YOUR TASK
Pictures must not be copied, but every entry must be reproduced exactly.

(EXTRACTED INFORMATION begins)

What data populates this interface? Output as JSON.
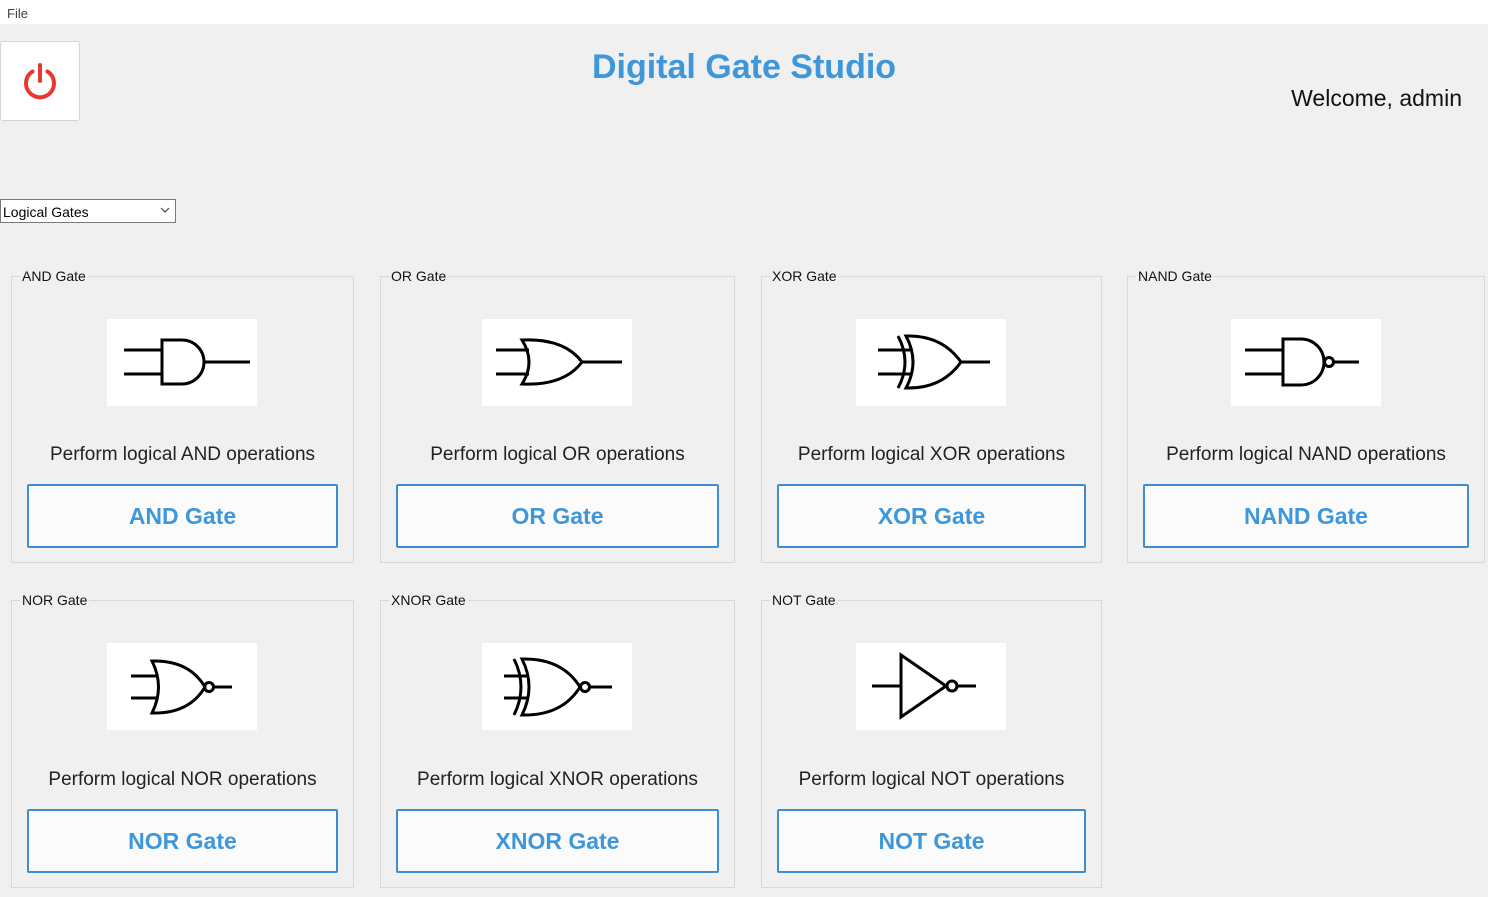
{
  "menu": {
    "file": "File"
  },
  "header": {
    "title": "Digital Gate Studio",
    "welcome": "Welcome, admin"
  },
  "category": {
    "selected": "Logical Gates"
  },
  "colors": {
    "accent": "#3d97da",
    "power": "#e8382f"
  },
  "gates": {
    "and": {
      "legend": "AND Gate",
      "description": "Perform logical AND operations",
      "button": "AND Gate"
    },
    "or": {
      "legend": "OR Gate",
      "description": "Perform logical OR operations",
      "button": "OR Gate"
    },
    "xor": {
      "legend": "XOR Gate",
      "description": "Perform logical XOR operations",
      "button": "XOR Gate"
    },
    "nand": {
      "legend": "NAND Gate",
      "description": "Perform logical NAND operations",
      "button": "NAND Gate"
    },
    "nor": {
      "legend": "NOR Gate",
      "description": "Perform logical NOR operations",
      "button": "NOR Gate"
    },
    "xnor": {
      "legend": "XNOR Gate",
      "description": "Perform logical XNOR operations",
      "button": "XNOR Gate"
    },
    "not": {
      "legend": "NOT Gate",
      "description": "Perform logical NOT operations",
      "button": "NOT Gate"
    }
  }
}
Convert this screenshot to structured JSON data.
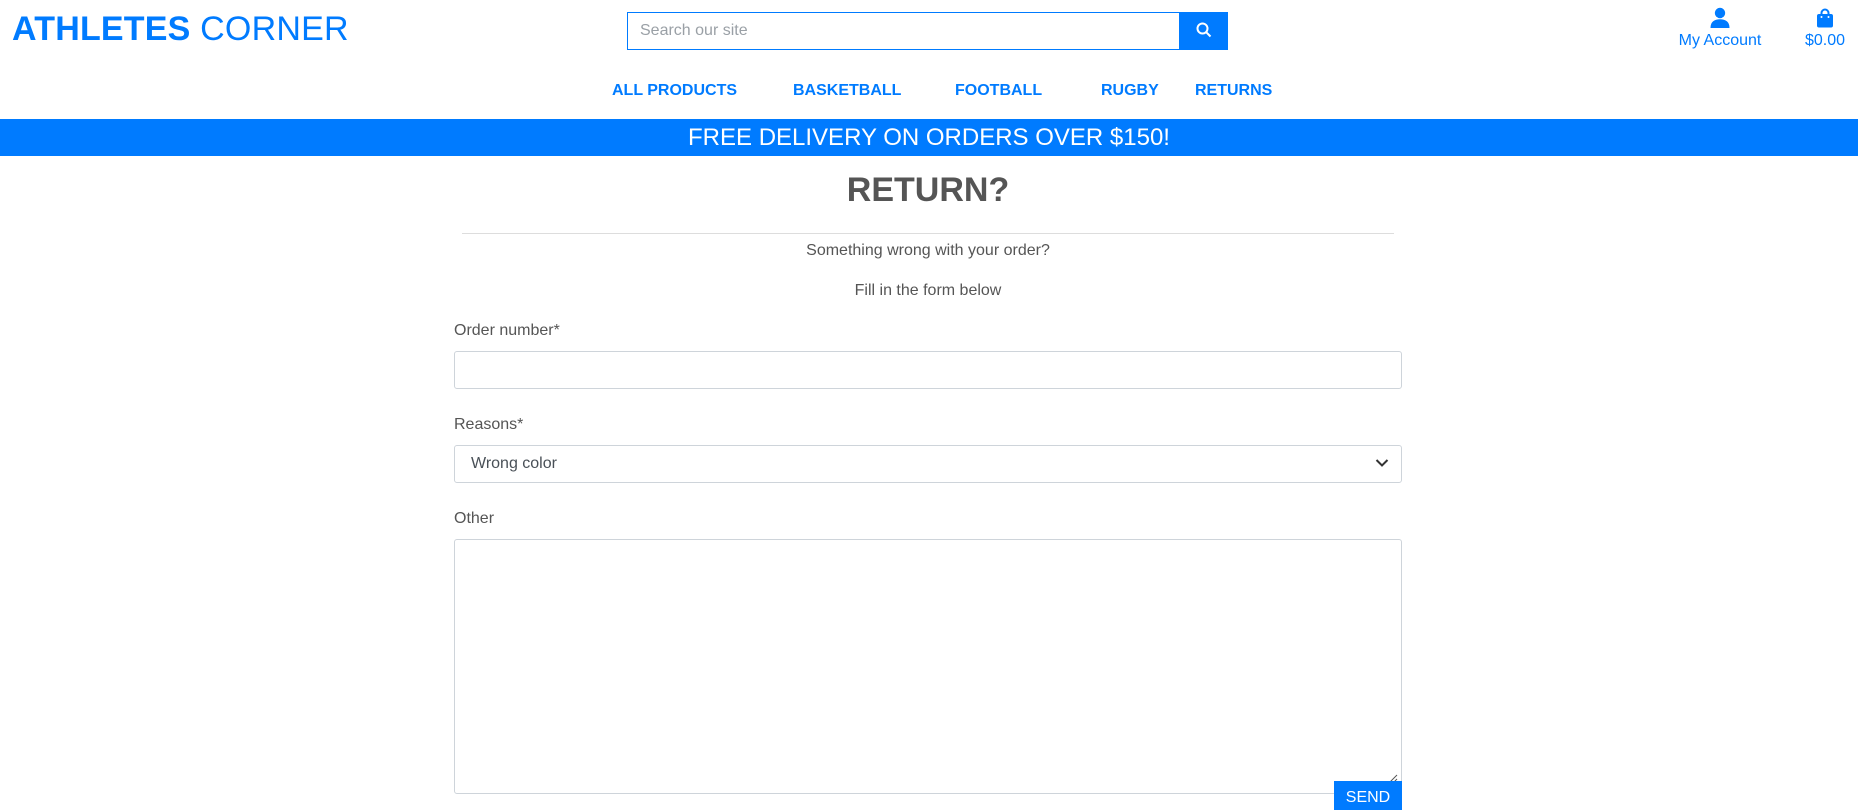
{
  "brand": {
    "name_bold": "ATHLETES",
    "name_regular": " CORNER"
  },
  "search": {
    "placeholder": "Search our site",
    "icon": "search-icon"
  },
  "header": {
    "account_label": "My Account",
    "account_icon": "user-icon",
    "bag_total": "$0.00",
    "bag_icon": "shopping-bag-icon"
  },
  "nav": {
    "items": [
      {
        "label": "ALL PRODUCTS"
      },
      {
        "label": "BASKETBALL"
      },
      {
        "label": "FOOTBALL"
      },
      {
        "label": "RUGBY"
      },
      {
        "label": "RETURNS"
      }
    ]
  },
  "banner": {
    "text": "FREE DELIVERY ON ORDERS OVER $150!"
  },
  "page": {
    "title": "RETURN?",
    "subtitle": "Something wrong with your order?",
    "instruction": "Fill in the form below"
  },
  "form": {
    "order_label": "Order number*",
    "order_value": "",
    "reasons_label": "Reasons*",
    "reasons_selected": "Wrong color",
    "other_label": "Other",
    "other_value": "",
    "send_label": "SEND"
  },
  "colors": {
    "accent": "#007bff",
    "text": "#555555",
    "border": "#ced4da"
  }
}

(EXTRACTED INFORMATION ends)

PROBLEM SOLUTION
What data populates this interface? Output as JSON.
{
  "menu": {
    "file": "File"
  },
  "header": {
    "title": "Digital Gate Studio",
    "welcome": "Welcome, admin"
  },
  "category": {
    "selected": "Logical Gates"
  },
  "colors": {
    "accent": "#3d97da",
    "power": "#e8382f"
  },
  "gates": {
    "and": {
      "legend": "AND Gate",
      "description": "Perform logical AND operations",
      "button": "AND Gate"
    },
    "or": {
      "legend": "OR Gate",
      "description": "Perform logical OR operations",
      "button": "OR Gate"
    },
    "xor": {
      "legend": "XOR Gate",
      "description": "Perform logical XOR operations",
      "button": "XOR Gate"
    },
    "nand": {
      "legend": "NAND Gate",
      "description": "Perform logical NAND operations",
      "button": "NAND Gate"
    },
    "nor": {
      "legend": "NOR Gate",
      "description": "Perform logical NOR operations",
      "button": "NOR Gate"
    },
    "xnor": {
      "legend": "XNOR Gate",
      "description": "Perform logical XNOR operations",
      "button": "XNOR Gate"
    },
    "not": {
      "legend": "NOT Gate",
      "description": "Perform logical NOT operations",
      "button": "NOT Gate"
    }
  }
}
Convert this screenshot to structured JSON data.
{
  "brand": {
    "name_bold": "ATHLETES",
    "name_regular": " CORNER"
  },
  "search": {
    "placeholder": "Search our site",
    "icon": "search-icon"
  },
  "header": {
    "account_label": "My Account",
    "account_icon": "user-icon",
    "bag_total": "$0.00",
    "bag_icon": "shopping-bag-icon"
  },
  "nav": {
    "items": [
      {
        "label": "ALL PRODUCTS"
      },
      {
        "label": "BASKETBALL"
      },
      {
        "label": "FOOTBALL"
      },
      {
        "label": "RUGBY"
      },
      {
        "label": "RETURNS"
      }
    ]
  },
  "banner": {
    "text": "FREE DELIVERY ON ORDERS OVER $150!"
  },
  "page": {
    "title": "RETURN?",
    "subtitle": "Something wrong with your order?",
    "instruction": "Fill in the form below"
  },
  "form": {
    "order_label": "Order number*",
    "order_value": "",
    "reasons_label": "Reasons*",
    "reasons_selected": "Wrong color",
    "other_label": "Other",
    "other_value": "",
    "send_label": "SEND"
  },
  "colors": {
    "accent": "#007bff",
    "text": "#555555",
    "border": "#ced4da"
  }
}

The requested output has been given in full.